Many of the Frequently Asked Questions provided by DDTC deal with basic issues of when and how to file a voluntary disclosure with the agency. For instance, persons who believe they may have violated the International Traffic in Arms Regulations (ITAR) are strongly encouraged to voluntarily disclose the full circumstances involved to DDTC, even if it may be uncertain whether a violation took place.
Note: The agency points out that ITAR mandates the disclosure of certain types of violations and the failure to do so may itself constitute a violation.
Filing a Voluntary Disclosure
Anyone who believes they may have violated any export control provision should submit voluntary disclosures pursuant to ITAR § 127.12 — you do not have to be registered with DDTC to do this. A third-party representative, such as a consultant or outside legal counsel, may also prepare and submit voluntary disclosures to DDTC on behalf of another.
If a potential violation is discovered, DDTC should be notified immediately, even if all the required information is unavailable at the time. In such cases, the disclosing party has 60 days from the date of initial notification to conduct a thorough review and submit a full disclosure in accordance with ITAR § 127.12(c)-(e) .
Voluntary disclosure submissions should also include:
- A first page with your company’s letterhead;
- Contact information (including email address);
- Documentation substantiating any claims made within the submission (e.g., proof of corrective actions, relevant compliance procedures in effect at the time the violation occurred, etc.); and
- A certification, signed by an empowered official (see ITAR § 120.25) or a senior officer, stating that all of the representations made in connection with the voluntary disclosure submission are true and correct to the best of that person’s knowledge and belief.
DDTC indicates that, if, following a thorough internal review, you are still unable to determine whether an actual violation occurred, you should include, as part of your voluntary disclosure, a description of the investigation carried out along with “an explanation as to your inability to confirm the violation.”
DDTC has also provided new FAQs concerning the issue of debarment, which occurs when persons or entities have been convicted of violating the Arms Export Control Act and therefore prohibited from participating directly or indirectly in any activities that are subject to the ITAR.
Debarment can be either statutory (following convictions for AECA violations) or administrative (following administrative enforcement proceedings) and is further defined in ITAR §127.7
Debarred parties are ineligible to participate directly or indirectly in ITAR-controlled activities until reinstated. Debarment is typically for three years, but reinstatement must be requested by the debarred party and approved by the Department of State.
Note: Reinstatement is not automatic.

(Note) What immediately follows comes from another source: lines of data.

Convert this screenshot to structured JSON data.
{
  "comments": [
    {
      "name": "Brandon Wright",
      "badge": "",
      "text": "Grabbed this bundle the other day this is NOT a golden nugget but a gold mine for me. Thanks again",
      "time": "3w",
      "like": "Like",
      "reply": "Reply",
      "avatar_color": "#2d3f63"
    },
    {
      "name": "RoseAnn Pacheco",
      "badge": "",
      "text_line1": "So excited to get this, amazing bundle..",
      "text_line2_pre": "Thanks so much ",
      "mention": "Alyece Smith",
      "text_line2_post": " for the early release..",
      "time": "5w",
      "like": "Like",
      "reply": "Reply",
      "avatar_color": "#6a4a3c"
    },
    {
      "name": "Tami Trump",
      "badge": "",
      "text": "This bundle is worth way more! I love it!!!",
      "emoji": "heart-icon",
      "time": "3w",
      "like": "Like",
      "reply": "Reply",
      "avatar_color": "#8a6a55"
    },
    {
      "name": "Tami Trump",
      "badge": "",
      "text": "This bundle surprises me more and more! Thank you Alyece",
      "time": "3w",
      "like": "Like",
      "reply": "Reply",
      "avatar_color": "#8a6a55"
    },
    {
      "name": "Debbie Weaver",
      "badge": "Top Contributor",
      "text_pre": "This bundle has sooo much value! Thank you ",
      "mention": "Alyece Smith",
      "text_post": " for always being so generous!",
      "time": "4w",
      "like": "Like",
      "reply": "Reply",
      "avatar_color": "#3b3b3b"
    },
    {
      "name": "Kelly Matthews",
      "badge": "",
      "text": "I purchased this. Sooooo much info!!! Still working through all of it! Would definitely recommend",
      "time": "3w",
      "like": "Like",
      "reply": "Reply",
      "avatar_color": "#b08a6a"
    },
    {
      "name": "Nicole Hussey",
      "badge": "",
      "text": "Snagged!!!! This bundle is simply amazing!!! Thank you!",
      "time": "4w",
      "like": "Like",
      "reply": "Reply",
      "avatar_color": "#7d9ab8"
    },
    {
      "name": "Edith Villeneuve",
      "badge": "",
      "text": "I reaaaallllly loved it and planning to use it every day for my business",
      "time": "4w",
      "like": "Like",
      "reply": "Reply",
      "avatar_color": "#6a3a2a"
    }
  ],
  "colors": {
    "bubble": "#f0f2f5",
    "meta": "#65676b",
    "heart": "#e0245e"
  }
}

The DDTC also explains how to address uncertainty regarding whether an individual is in fact the person identified as a statutorily or administratively debarred party.
While these new FAQs provide useful guidance to help keep you compliant with ITAR and DDTC requirements, export control issues can still be very complex. Should you have any questions in this regard, don’t hesitate to contact our knowledgeable Global Trade Services team.